The eight-year partnership between the North Carolina Symphony and Peace College has brought us many evenings of enjoyable chamber music by the Symphony musicians and visiting artists. The partnership began somewhat tentatively, but has recently acquired a more permanent basis through a generous gift from Peace College alumna Sara Jo Manning. Held in the College’s Kenan Recital Hall, the concerts are open to the public free of charge.

Monday night’s concert featured seven members of the NCS – Rebekah Binford and Eric McCracken violins, Paul Malcolm viola, Lisa Shaughnessy cello, Michel Schultz oboe and English horn, and Chris Caudill and Rachel Niketopoulos French horn – in a program of Mozart, Schubert and Eric Ewazen.

Mozart composed the Divertimento in D Major, K.251 – a septet for oboe, two horns two violins, viola and cello – for private performance in July 1776, the Name Day and 25th birthday of his beloved sister Nannerl. It is probable that on that occasion it was performed as a septet alone, but a year later Mozart transcribed it for a full orchestra to be performed at the court in Salzburg to celebrate the end-of-term at the University.

The Divertimento has an intrinsic balance problem, which was apparent in this performance. In the upper register, the first violin and oboe hold a constant conversation, but the sound of the oboe dominates – a violin is simply no match for an oboe. It’s an issue that also crops up in the [reconstructed] Concerto for Violin and Oboe by Bach. Otherwise the performance was spirited, cheery and celebratory, as befits the occasion of the work’s composition.

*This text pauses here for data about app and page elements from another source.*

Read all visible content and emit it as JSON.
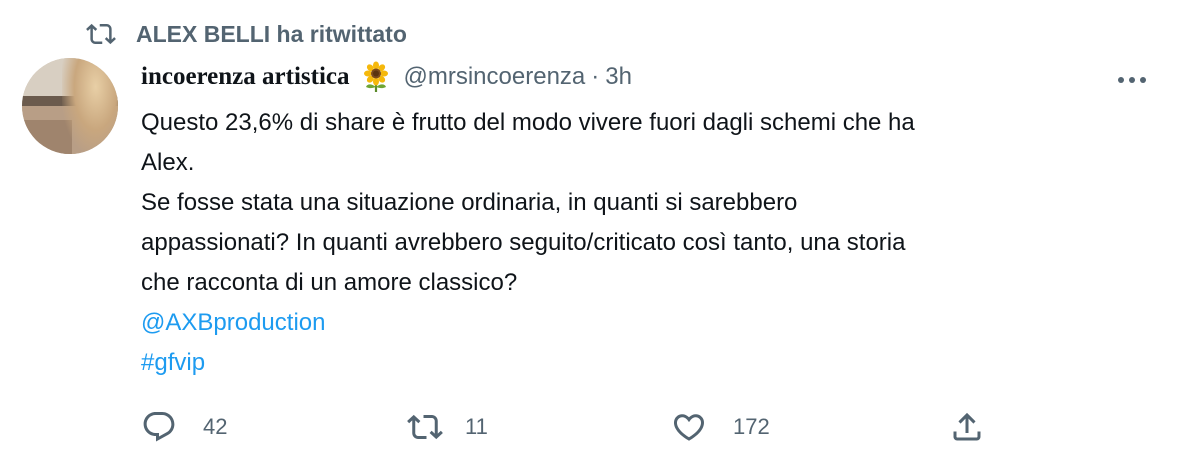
{
  "retweet_banner": {
    "text": "ALEX BELLI ha ritwittato",
    "icon": "retweet-icon"
  },
  "author": {
    "display_name": "incoerenza artistica",
    "emoji": "sunflower",
    "handle": "@mrsincoerenza",
    "separator": "·",
    "time": "3h"
  },
  "more_icon": "more-icon",
  "body": {
    "lines": [
      "Questo 23,6% di share è frutto del modo vivere fuori dagli schemi che ha",
      "Alex.",
      "Se fosse stata una situazione ordinaria, in quanti si sarebbero",
      "appassionati? In quanti avrebbero seguito/criticato così tanto, una storia",
      "che racconta di un amore classico?"
    ],
    "mention": "@AXBproduction",
    "hashtag": "#gfvip"
  },
  "actions": {
    "reply": {
      "icon": "reply-icon",
      "count": "42"
    },
    "retweet": {
      "icon": "retweet-icon",
      "count": "11"
    },
    "like": {
      "icon": "heart-icon",
      "count": "172"
    },
    "share": {
      "icon": "share-icon"
    }
  },
  "colors": {
    "text": "#0f1419",
    "secondary": "#536471",
    "link": "#1d9bf0"
  }
}
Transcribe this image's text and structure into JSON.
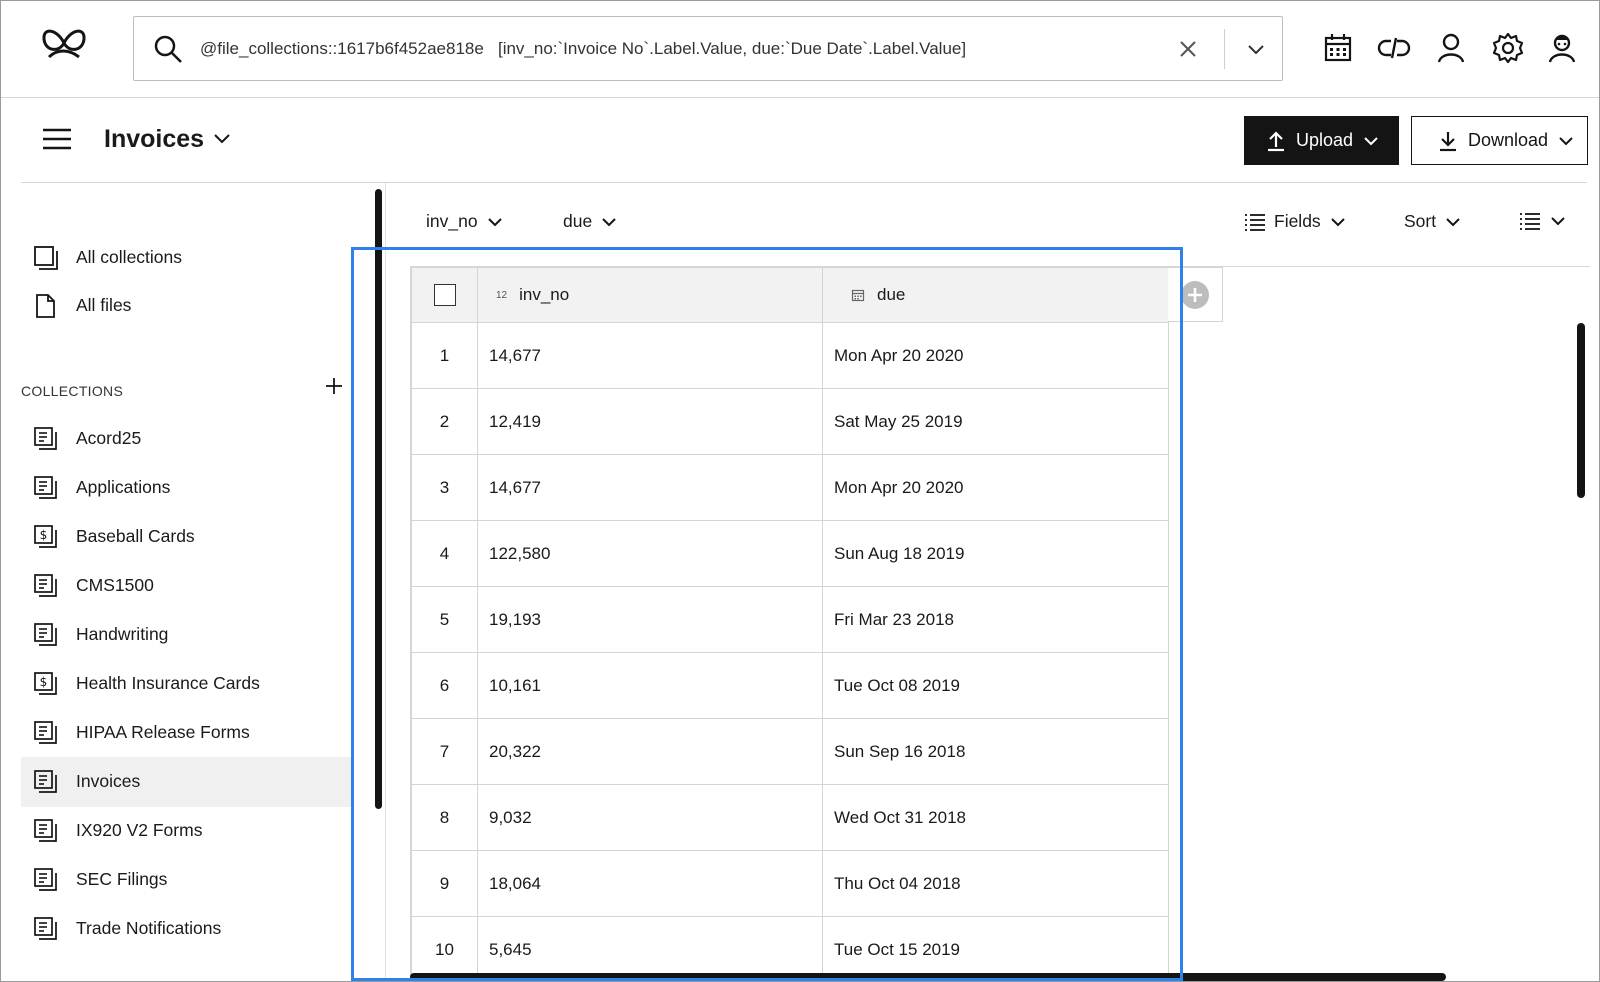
{
  "search": {
    "query": "@file_collections::1617b6f452ae818e   [inv_no:`Invoice No`.Label.Value, due:`Due Date`.Label.Value]"
  },
  "top_icons": [
    "calendar-icon",
    "link-icon",
    "user-icon",
    "gear-icon",
    "agent-icon"
  ],
  "header": {
    "title": "Invoices",
    "upload_label": "Upload",
    "download_label": "Download"
  },
  "sidebar": {
    "top_items": [
      {
        "label": "All collections",
        "icon": "collections-icon"
      },
      {
        "label": "All files",
        "icon": "file-icon"
      }
    ],
    "collections_heading": "COLLECTIONS",
    "collections": [
      {
        "label": "Acord25",
        "icon": "collection-icon"
      },
      {
        "label": "Applications",
        "icon": "collection-icon"
      },
      {
        "label": "Baseball Cards",
        "icon": "collection-dollar-icon"
      },
      {
        "label": "CMS1500",
        "icon": "collection-icon"
      },
      {
        "label": "Handwriting",
        "icon": "collection-icon"
      },
      {
        "label": "Health Insurance Cards",
        "icon": "collection-dollar-icon"
      },
      {
        "label": "HIPAA Release Forms",
        "icon": "collection-icon"
      },
      {
        "label": "Invoices",
        "icon": "collection-icon",
        "active": true
      },
      {
        "label": "IX920 V2 Forms",
        "icon": "collection-icon"
      },
      {
        "label": "SEC Filings",
        "icon": "collection-icon"
      },
      {
        "label": "Trade Notifications",
        "icon": "collection-icon"
      }
    ]
  },
  "toolbar": {
    "filter1": "inv_no",
    "filter2": "due",
    "fields_label": "Fields",
    "sort_label": "Sort"
  },
  "table": {
    "columns": [
      {
        "name": "inv_no",
        "type_badge": "12"
      },
      {
        "name": "due",
        "type_badge": "calendar"
      }
    ],
    "rows": [
      {
        "idx": "1",
        "inv_no": "14,677",
        "due": "Mon Apr 20 2020"
      },
      {
        "idx": "2",
        "inv_no": "12,419",
        "due": "Sat May 25 2019"
      },
      {
        "idx": "3",
        "inv_no": "14,677",
        "due": "Mon Apr 20 2020"
      },
      {
        "idx": "4",
        "inv_no": "122,580",
        "due": "Sun Aug 18 2019"
      },
      {
        "idx": "5",
        "inv_no": "19,193",
        "due": "Fri Mar 23 2018"
      },
      {
        "idx": "6",
        "inv_no": "10,161",
        "due": "Tue Oct 08 2019"
      },
      {
        "idx": "7",
        "inv_no": "20,322",
        "due": "Sun Sep 16 2018"
      },
      {
        "idx": "8",
        "inv_no": "9,032",
        "due": "Wed Oct 31 2018"
      },
      {
        "idx": "9",
        "inv_no": "18,064",
        "due": "Thu Oct 04 2018"
      },
      {
        "idx": "10",
        "inv_no": "5,645",
        "due": "Tue Oct 15 2019"
      }
    ]
  },
  "colors": {
    "highlight": "#2f80ed",
    "primary_button": "#141414",
    "header_bg": "#f2f2f2",
    "active_item_bg": "#f0f0f0"
  }
}
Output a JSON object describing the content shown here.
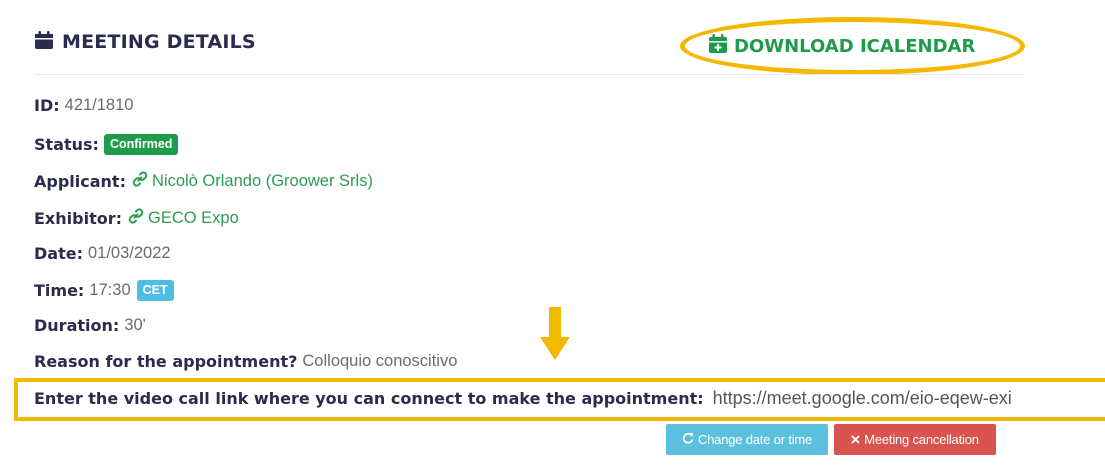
{
  "header": {
    "title": "MEETING DETAILS",
    "title_icon": "calendar-icon",
    "ical_label": "DOWNLOAD ICALENDAR",
    "ical_icon": "calendar-plus-icon"
  },
  "details": {
    "id_label": "ID:",
    "id_value": "421/1810",
    "status_label": "Status:",
    "status_value": "Confirmed",
    "applicant_label": "Applicant:",
    "applicant_value": "Nicolò Orlando (Groower Srls)",
    "exhibitor_label": "Exhibitor:",
    "exhibitor_value": "GECO Expo",
    "date_label": "Date:",
    "date_value": "01/03/2022",
    "time_label": "Time:",
    "time_value": "17:30",
    "timezone": "CET",
    "duration_label": "Duration:",
    "duration_value": "30'",
    "reason_label": "Reason for the appointment?",
    "reason_value": "Colloquio conoscitivo",
    "video_label": "Enter the video call link where you can connect to make the appointment:",
    "video_value": "https://meet.google.com/eio-eqew-exi"
  },
  "actions": {
    "change_label": "Change date or time",
    "change_icon": "refresh-icon",
    "cancel_label": "Meeting cancellation",
    "cancel_icon": "close-icon"
  },
  "colors": {
    "heading": "#2b2b4e",
    "link_green": "#2a9d52",
    "highlight": "#f5b800",
    "status_green": "#1e9b4b",
    "timezone_blue": "#4bbde7",
    "button_blue": "#5bc0de",
    "button_red": "#d9534f"
  }
}
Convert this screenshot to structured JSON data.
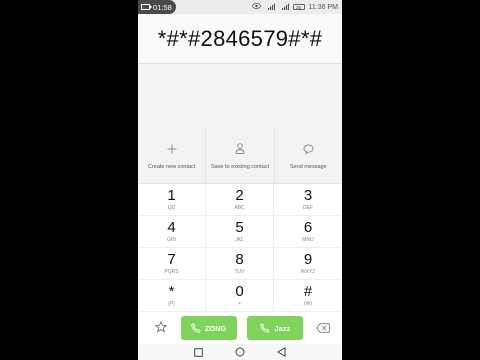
{
  "status_bar": {
    "recording_time": "01:58",
    "clock": "11:36 PM",
    "battery_level": "25",
    "signal_1_label": "4G",
    "signal_2_label": "4G"
  },
  "display": {
    "number": "*#*#2846579#*#"
  },
  "actions": [
    {
      "label": "Create new contact",
      "icon": "plus-icon"
    },
    {
      "label": "Save to existing contact",
      "icon": "person-icon"
    },
    {
      "label": "Send message",
      "icon": "message-icon"
    }
  ],
  "keypad": [
    {
      "digit": "1",
      "letters": "QD"
    },
    {
      "digit": "2",
      "letters": "ABC"
    },
    {
      "digit": "3",
      "letters": "DEF"
    },
    {
      "digit": "4",
      "letters": "GHI"
    },
    {
      "digit": "5",
      "letters": "JKL"
    },
    {
      "digit": "6",
      "letters": "MNO"
    },
    {
      "digit": "7",
      "letters": "PQRS"
    },
    {
      "digit": "8",
      "letters": "TUV"
    },
    {
      "digit": "9",
      "letters": "WXYZ"
    },
    {
      "digit": "*",
      "letters": "(P)"
    },
    {
      "digit": "0",
      "letters": "+"
    },
    {
      "digit": "#",
      "letters": "(W)"
    }
  ],
  "call_bar": {
    "call_1_label": "ZONG",
    "call_2_label": "Jazz",
    "call_color": "#7fd35a"
  }
}
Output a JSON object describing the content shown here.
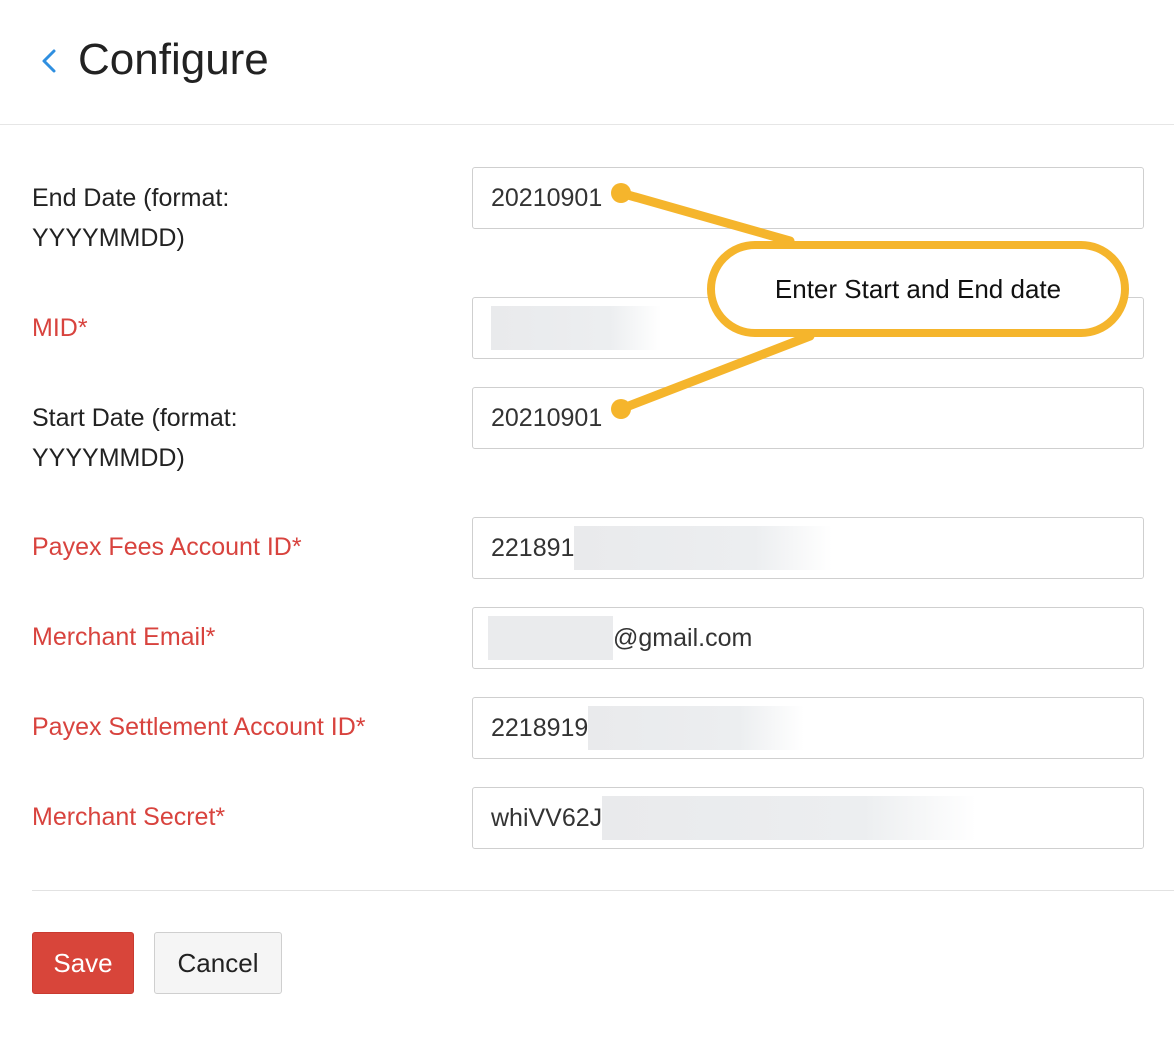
{
  "header": {
    "title": "Configure",
    "back_icon": "chevron-left-icon"
  },
  "form": {
    "end_date": {
      "label_line1": "End Date (format:",
      "label_line2": "YYYYMMDD)",
      "value": "20210901"
    },
    "mid": {
      "label": "MID*",
      "value": ""
    },
    "start_date": {
      "label_line1": "Start Date (format:",
      "label_line2": "YYYYMMDD)",
      "value": "20210901"
    },
    "payex_fees_account_id": {
      "label": "Payex Fees Account ID*",
      "value": "221891"
    },
    "merchant_email": {
      "label": "Merchant Email*",
      "value": "@gmail.com"
    },
    "payex_settlement_account_id": {
      "label": "Payex Settlement Account ID*",
      "value": "2218919"
    },
    "merchant_secret": {
      "label": "Merchant Secret*",
      "value": "whiVV62J"
    }
  },
  "actions": {
    "save_label": "Save",
    "cancel_label": "Cancel"
  },
  "annotation": {
    "text": "Enter Start and End date",
    "color": "#f5b52c"
  },
  "colors": {
    "required_label": "#d8433e",
    "save_button": "#d8453a",
    "back_icon": "#2f8fe0"
  }
}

This horn parts for this Divertimento were written for the natural (valveless) horn, called Waldhorn in German, which Caudill and Niketopoulos used for this performance. In a demonstration before the performance, they showed how they have to fudge to get the right notes when there are no handy valves to change the length of the air column. Valved horns came into use only gradually in the nineteenth century. And the melodic and harmonic limitations of the natural horn account for the sameness and harmonic conservatism in horn music – even Mozart’s four concerti – from before the invention of the modern instrument.

A problem we repeatedly encounter at concerts is the sloppiness of printed programs, which are not properly checked and proofread. A case in point, the next piece on the program, listed as Schubert’s “String Quartet No.10 in E-flat, ‘Quartettsatz,’ D.87.”  It turned out that what was actually played, however, was the Quartet No.12 in C minor, D.703, the famous “Quartettsatz.” This is the only finished movement for a planned string quartet which Schubert abandoned after a few bars into the second movement. It is a passionate, high-intensity work; a drastic shift in mood from the Mozart and it was good to have the intermission between the two. The performance had intensity and fire, and great precision in the mysterious opening and the two sudden anguished outbursts in the development.

The program ended with a novelty, the Quintet for English horn and String Quartet by Eric Ewazen (b.1954). A prolific composer who has been teaching at Juilliard since 1980, Ewazen’s musical language is partly neo-classical partly Romantic. The Quintet, an 18-minute work composed in 1989, was originally for Heckelphone – a bass oboe, best known for its use in Richard Strauss’ opera Salome. Ewazen has transcribed his Quintet for English horn as well as for tenor sax. In the opening and closing movements, the music recalls French wind music from between the wars (Françaix, Milhaud, Poulenc), while the opening theme of the second movement, Moderato (Ballade), sounds like the English horn opening of the second movement of Dvorák’s “New World” Symphony viewed through a distorting mirror. The Allegro molto third movement was the least interesting of the four, and luckily short. Chamber music featuring the English horn is rare indeed. The musicians had fun with the work, and Schultz had the full cooperation of his temperamental instrument. His tone was even, warm and smooth, with precise intonation and wonderful emotional intensity.

The one thing sorely missing in this concert series are program notes, especially when an unknown work by an unfamiliar composer is on the program. Ewazen is not a household name, and a number of people in the audience were left wondering about him and his music. Schultz’s perfunctory remarks about Ewazen and the Quintet from the stage before the performance were not sufficient

The next concert in the Manning Chamber Music series will be next March. Don’t miss it!